Unfortunately, Marist did not ask how much this mad money amounts to. Presumably we’re not talking about thousands. Are we? Squared Away readers, where do you put your mad money, if you have any?Learn More
We human beings are close evolutionary cousins of the apes, closest of all to the chimpanzee and the bonobo. But economist Paul Seabright explains in his new book, “The War of the Sexes,” that male-female relationships differ from ape relationships. Squared Away asked Seabright to explain how evolution shapes financial negotiations between marriage or other partners. It all comes down to competition and cooperation, he says.
Q: Human behavior is determined by evolution?
Seabright: Yes. When Charles Darwin wrote “Origin of Species,” he was very, very cautious about saying too much about human behavior, because it was such a big thing to get people to swallow [that] we’d descended from animals. To talk about how human behavior was physically shaped, he didn’t do that until he wrote “The Descent of Man.” My book takes up the question of how much relations between men and women in modern society are shaped by our great ape inheritance.
Q: What is our evolutionary connection to the chimpanzee?
Seabright: The chimpanzee and the bonobo are like our two cousins. We share grandparents with them, a species that no longer exists, and all of us share great grandparents with gorillas. But we [humans] did this funny thing, which is we went into having kids who took much longer to raise. That’s relevant to financial behavior, because we have to look out for the future including the future of our kids, and there’s something especially human about that. Other species look after their kids, of course, but it’s a much bigger deal for us. … Learn More
New research shows that the share of Americans who sign up to receive their Social Security pensions at age 62 has declined sharply over the past decade.
This trend is expected to continue despite a temporary spike in applications by 62-year-olds during the Great Recession, said Richard Johnson, a senior fellow who conducted this research at the Urban Institute, a Washington think tank. This is a major shift in retirement behavior, and it reflects sweeping cultural changes that range from more flexible employment options for older workers to the baby boomer health and fitness craze.
“Over the past 10 years, we saw the share of people claiming at 62 fall about 10 percent for men and 8 percent for women,” he said. “That’s a pretty big decline in 10 years’ time.”
Sixty-two year olds still constitute the largest single group of new applicants every year, regardless of age. That’s why the significant decline in their application rate is notable. Those who sign up for their Social Security checks when they first become eligible – within days or weeks of their 62nd birthday – are known as “early claimers.” People with physically demanding jobs are more likely to do so, because of health problems or unpleasant and exhausting work. …Learn More
We know that not enough Americans save for retirement.

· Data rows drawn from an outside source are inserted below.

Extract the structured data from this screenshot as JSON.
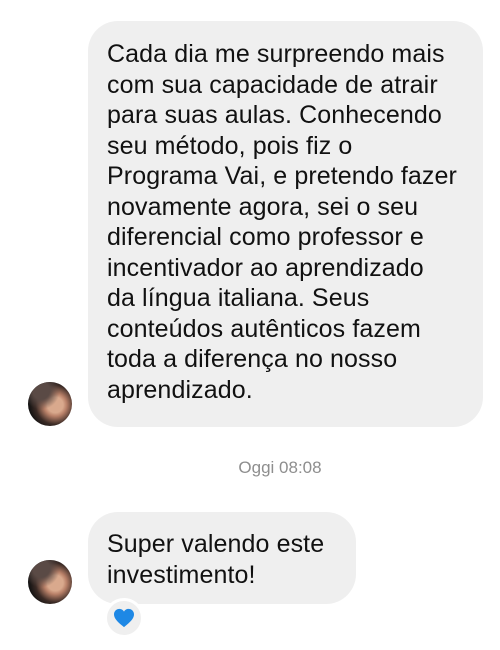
{
  "messages": [
    {
      "lines": [
        "Cada dia me surpreendo mais",
        "com sua capacidade de atrair",
        "para suas aulas. Conhecendo",
        "seu método,  pois fiz o",
        "Programa Vai, e pretendo fazer",
        "novamente agora, sei o seu",
        "diferencial como professor e",
        "incentivador ao aprendizado",
        "da língua italiana. Seus",
        "conteúdos autênticos fazem",
        "toda a diferença no nosso",
        "aprendizado."
      ]
    },
    {
      "lines": [
        "Super valendo este",
        "investimento!"
      ],
      "reaction": {
        "icon": "blue-heart-icon",
        "color": "#1e88e5"
      }
    }
  ],
  "timestamp": "Oggi 08:08",
  "colors": {
    "bubble": "#efefef",
    "timestamp": "#8e8e8e",
    "text": "#111111"
  }
}
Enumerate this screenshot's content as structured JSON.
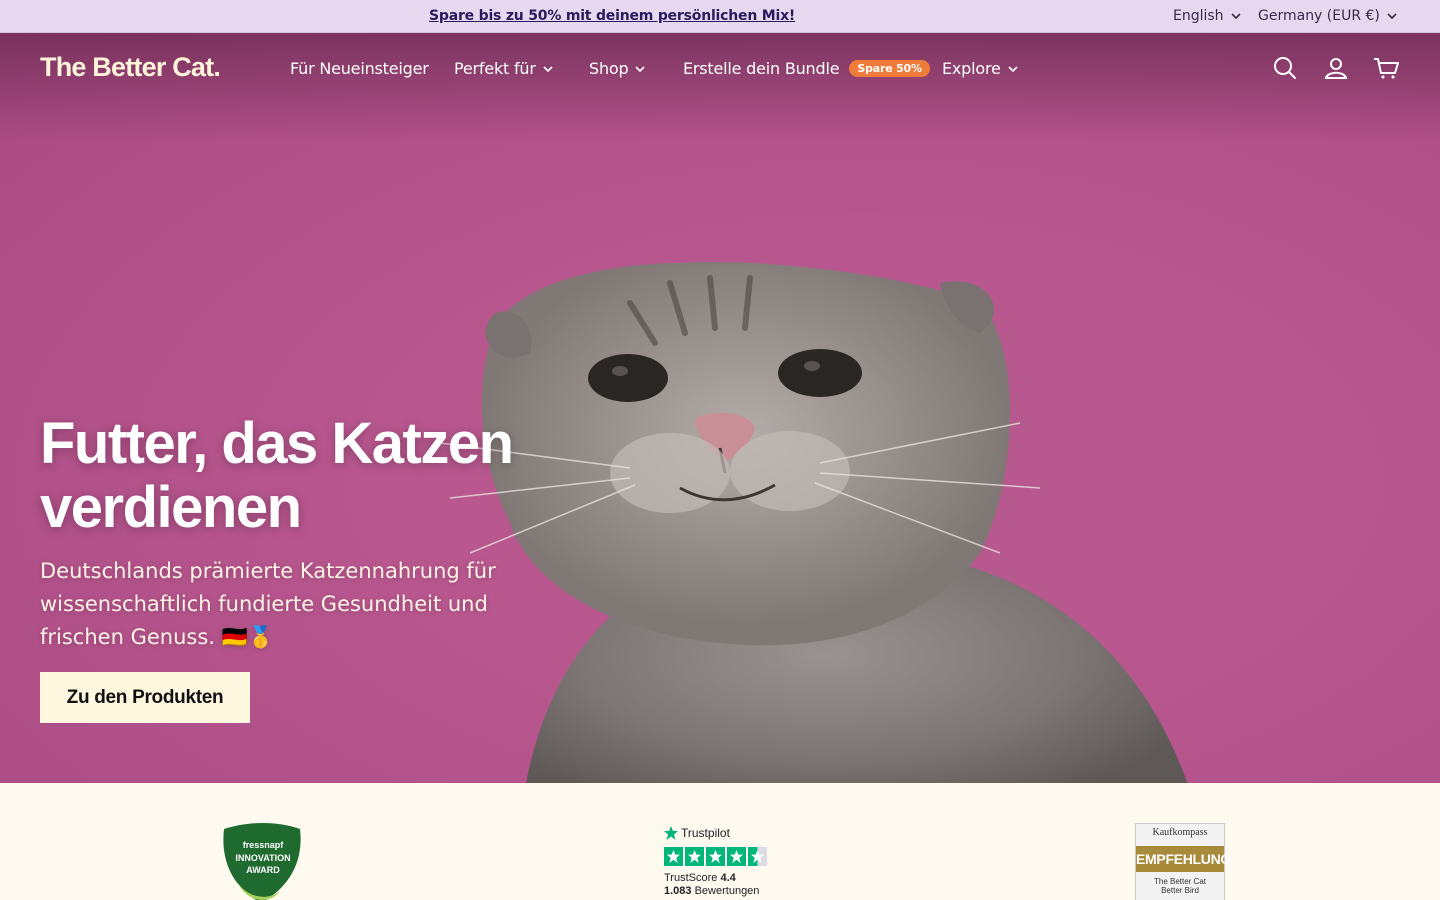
{
  "announcement": {
    "text": "Spare bis zu 50% mit deinem persönlichen Mix!",
    "language": "English",
    "country": "Germany (EUR €)"
  },
  "header": {
    "logo": "The Better Cat.",
    "nav": [
      {
        "label": "Für Neueinsteiger",
        "dropdown": false
      },
      {
        "label": "Perfekt für",
        "dropdown": true
      },
      {
        "label": "Shop",
        "dropdown": true
      },
      {
        "label": "Erstelle dein Bundle",
        "badge": "Spare 50%",
        "dropdown": false
      },
      {
        "label": "Explore",
        "dropdown": true
      }
    ],
    "icons": [
      "search-icon",
      "account-icon",
      "cart-icon"
    ]
  },
  "hero": {
    "headline": "Futter, das Katzen verdienen",
    "subtext": "Deutschlands prämierte Katzennahrung für wissenschaftlich fundierte Gesundheit und frischen Genuss. 🇩🇪🥇",
    "cta": "Zu den Produkten",
    "background_color": "#b8578e"
  },
  "trust": {
    "award": {
      "line1": "fressnapf",
      "line2": "INNOVATION",
      "line3": "AWARD"
    },
    "trustpilot": {
      "brand": "Trustpilot",
      "score_label": "TrustScore",
      "score": "4.4",
      "count": "1.083",
      "count_label": "Bewertungen",
      "rating": 4.4
    },
    "kaufkompass": {
      "brand": "Kaufkompass",
      "label": "EMPFEHLUNG",
      "product_line1": "The Better Cat",
      "product_line2": "Better Bird"
    }
  },
  "colors": {
    "accent": "#ef7c3a",
    "announce_bg": "#e6d8ee",
    "cta_bg": "#fff7e0",
    "trustpilot_green": "#00b67a"
  }
}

Behavioral finance professor Shlomo Benartzi devised a way to fix it – quite awhile ago, in fact.
To ease the pain of saving money, Benartzi and economist Richard Thaler designed a now-famous program in which employees can commit to increase their 401(k)s savings when they get a raise.
Saving is painful because it requires sacrifice, but committing to save money that one doesn’t yet have synchs with human psychology. In 1998, Benartzi and Thaler tested their theory on blue-collar workers in a Midwestern manufacturing plant, and it worked.

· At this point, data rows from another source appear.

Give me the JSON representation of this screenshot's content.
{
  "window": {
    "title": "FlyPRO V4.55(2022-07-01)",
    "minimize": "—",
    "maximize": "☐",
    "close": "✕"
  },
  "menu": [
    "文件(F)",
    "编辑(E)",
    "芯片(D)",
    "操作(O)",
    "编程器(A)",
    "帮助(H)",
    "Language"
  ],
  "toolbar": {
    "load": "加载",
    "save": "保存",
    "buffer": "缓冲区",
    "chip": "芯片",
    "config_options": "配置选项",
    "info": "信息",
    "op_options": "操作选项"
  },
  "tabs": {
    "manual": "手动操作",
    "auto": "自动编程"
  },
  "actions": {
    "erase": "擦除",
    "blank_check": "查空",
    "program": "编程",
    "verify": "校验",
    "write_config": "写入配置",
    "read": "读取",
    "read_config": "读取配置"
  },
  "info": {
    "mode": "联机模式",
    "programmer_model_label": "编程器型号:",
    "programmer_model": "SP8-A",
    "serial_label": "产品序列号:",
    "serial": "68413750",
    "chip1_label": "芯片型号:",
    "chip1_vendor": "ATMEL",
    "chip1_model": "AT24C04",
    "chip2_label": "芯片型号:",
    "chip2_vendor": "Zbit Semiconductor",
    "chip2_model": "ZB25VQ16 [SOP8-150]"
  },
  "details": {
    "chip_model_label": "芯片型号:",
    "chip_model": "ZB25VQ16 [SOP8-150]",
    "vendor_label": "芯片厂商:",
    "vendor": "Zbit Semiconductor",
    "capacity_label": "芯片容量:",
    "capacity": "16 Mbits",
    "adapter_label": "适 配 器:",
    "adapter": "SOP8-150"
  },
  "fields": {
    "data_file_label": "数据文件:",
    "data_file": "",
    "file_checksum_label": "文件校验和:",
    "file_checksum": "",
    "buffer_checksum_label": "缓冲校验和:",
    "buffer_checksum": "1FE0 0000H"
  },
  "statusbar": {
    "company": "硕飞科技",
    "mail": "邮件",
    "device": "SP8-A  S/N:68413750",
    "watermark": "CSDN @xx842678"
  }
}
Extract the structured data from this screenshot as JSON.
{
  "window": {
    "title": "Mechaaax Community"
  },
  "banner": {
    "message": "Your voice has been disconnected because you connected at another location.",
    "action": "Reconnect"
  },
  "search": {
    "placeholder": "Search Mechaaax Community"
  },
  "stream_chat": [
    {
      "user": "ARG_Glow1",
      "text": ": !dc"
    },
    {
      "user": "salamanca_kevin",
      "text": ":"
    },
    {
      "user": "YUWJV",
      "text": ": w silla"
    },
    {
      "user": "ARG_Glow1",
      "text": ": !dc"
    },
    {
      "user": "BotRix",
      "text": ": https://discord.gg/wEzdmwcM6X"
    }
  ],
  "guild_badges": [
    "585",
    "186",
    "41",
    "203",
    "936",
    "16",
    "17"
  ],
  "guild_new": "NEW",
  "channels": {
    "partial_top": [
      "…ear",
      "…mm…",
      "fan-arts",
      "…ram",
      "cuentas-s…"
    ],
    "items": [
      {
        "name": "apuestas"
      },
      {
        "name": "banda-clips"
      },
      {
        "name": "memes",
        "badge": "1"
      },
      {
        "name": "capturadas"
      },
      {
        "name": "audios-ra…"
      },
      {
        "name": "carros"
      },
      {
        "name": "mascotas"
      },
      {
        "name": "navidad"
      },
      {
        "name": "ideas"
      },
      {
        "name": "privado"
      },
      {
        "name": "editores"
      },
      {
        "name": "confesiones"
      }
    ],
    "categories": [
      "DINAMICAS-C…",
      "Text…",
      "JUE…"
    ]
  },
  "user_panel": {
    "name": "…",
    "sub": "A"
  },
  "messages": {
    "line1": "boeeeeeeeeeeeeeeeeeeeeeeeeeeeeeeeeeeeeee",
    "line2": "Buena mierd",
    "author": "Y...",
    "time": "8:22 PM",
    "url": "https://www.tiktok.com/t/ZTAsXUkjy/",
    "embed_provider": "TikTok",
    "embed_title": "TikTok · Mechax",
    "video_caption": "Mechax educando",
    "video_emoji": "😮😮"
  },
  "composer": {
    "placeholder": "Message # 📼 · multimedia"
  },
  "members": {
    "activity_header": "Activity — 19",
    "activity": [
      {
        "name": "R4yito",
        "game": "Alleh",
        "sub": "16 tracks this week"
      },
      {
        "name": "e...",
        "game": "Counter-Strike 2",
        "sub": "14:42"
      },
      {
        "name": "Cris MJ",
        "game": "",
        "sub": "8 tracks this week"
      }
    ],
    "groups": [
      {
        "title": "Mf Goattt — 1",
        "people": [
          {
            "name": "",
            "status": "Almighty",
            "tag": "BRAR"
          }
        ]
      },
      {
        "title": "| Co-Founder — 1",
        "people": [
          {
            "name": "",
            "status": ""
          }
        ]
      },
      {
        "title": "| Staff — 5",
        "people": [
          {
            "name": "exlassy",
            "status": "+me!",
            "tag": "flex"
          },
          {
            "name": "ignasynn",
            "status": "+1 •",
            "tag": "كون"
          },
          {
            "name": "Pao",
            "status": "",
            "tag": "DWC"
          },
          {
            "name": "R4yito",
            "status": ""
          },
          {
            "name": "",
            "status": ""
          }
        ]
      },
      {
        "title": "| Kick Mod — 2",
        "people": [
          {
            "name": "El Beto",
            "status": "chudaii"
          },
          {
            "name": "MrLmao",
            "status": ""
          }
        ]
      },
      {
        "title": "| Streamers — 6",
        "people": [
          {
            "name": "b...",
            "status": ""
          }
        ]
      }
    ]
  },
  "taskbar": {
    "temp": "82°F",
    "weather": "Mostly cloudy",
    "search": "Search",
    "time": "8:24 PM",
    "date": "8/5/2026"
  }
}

The key to saving, Benartzi said, is “embarrassingly simple but extremely powerful.”
The finding was nothing short of ginormous, though employer adoption has been modest. David Wray, president of the Plan Sponsor Council of America, estimated that about 10 percent of U.S. employees with 401(k) plans at work have automatic savings increases, typically at raise time. It’s much more common among mega-employers, he said.

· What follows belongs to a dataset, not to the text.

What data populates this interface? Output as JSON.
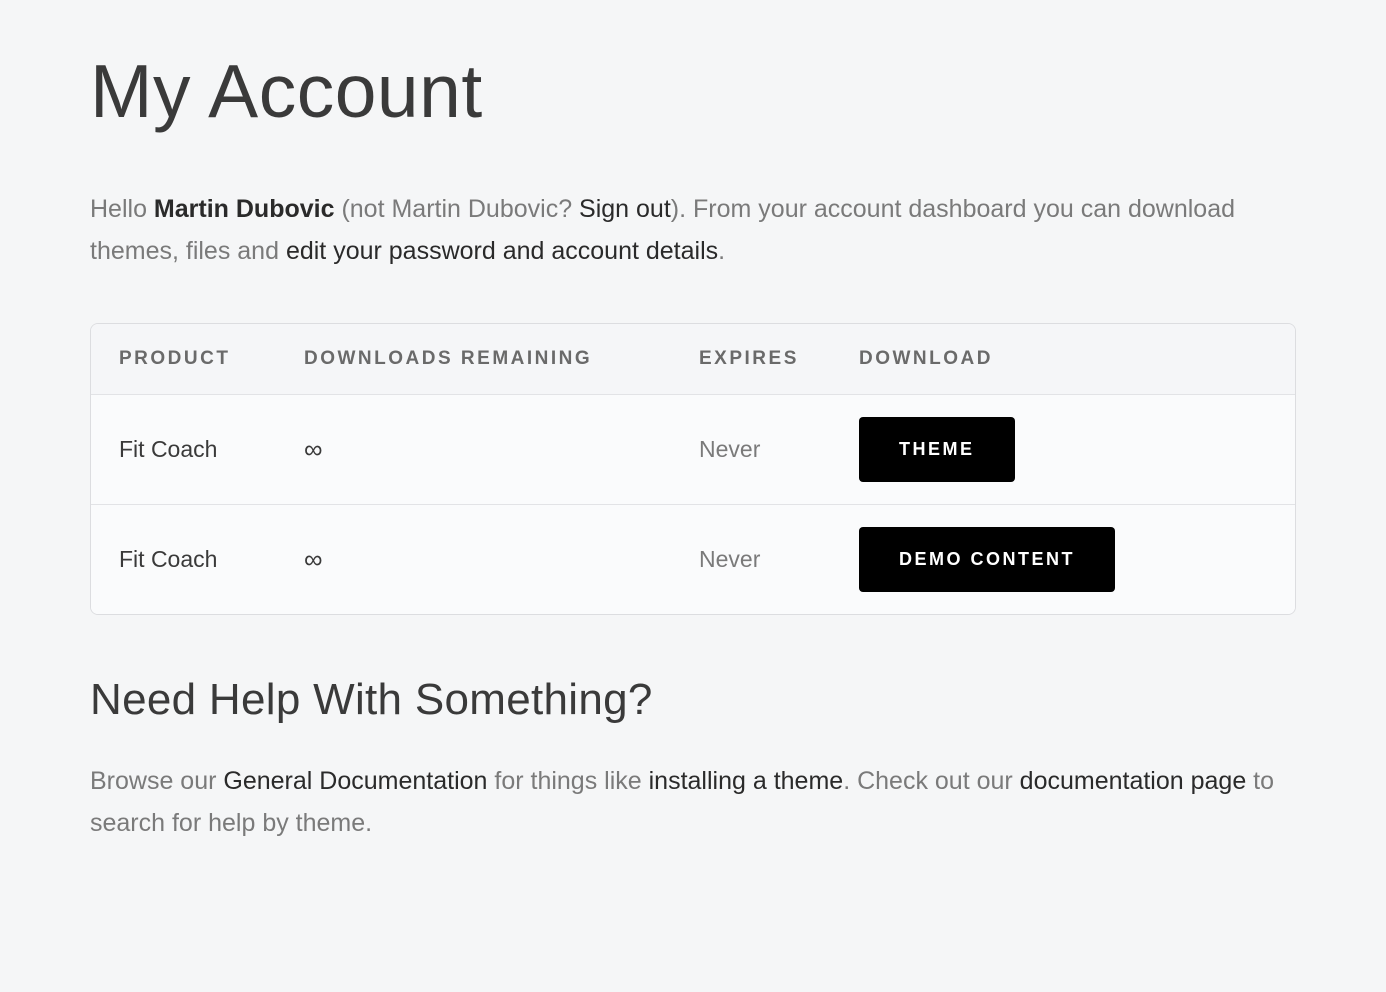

If you’ve heard about behavioral economics but haven’t had time to learn what it’s really about, this 15-minute TED video in which Benartzi explains is an excellent start.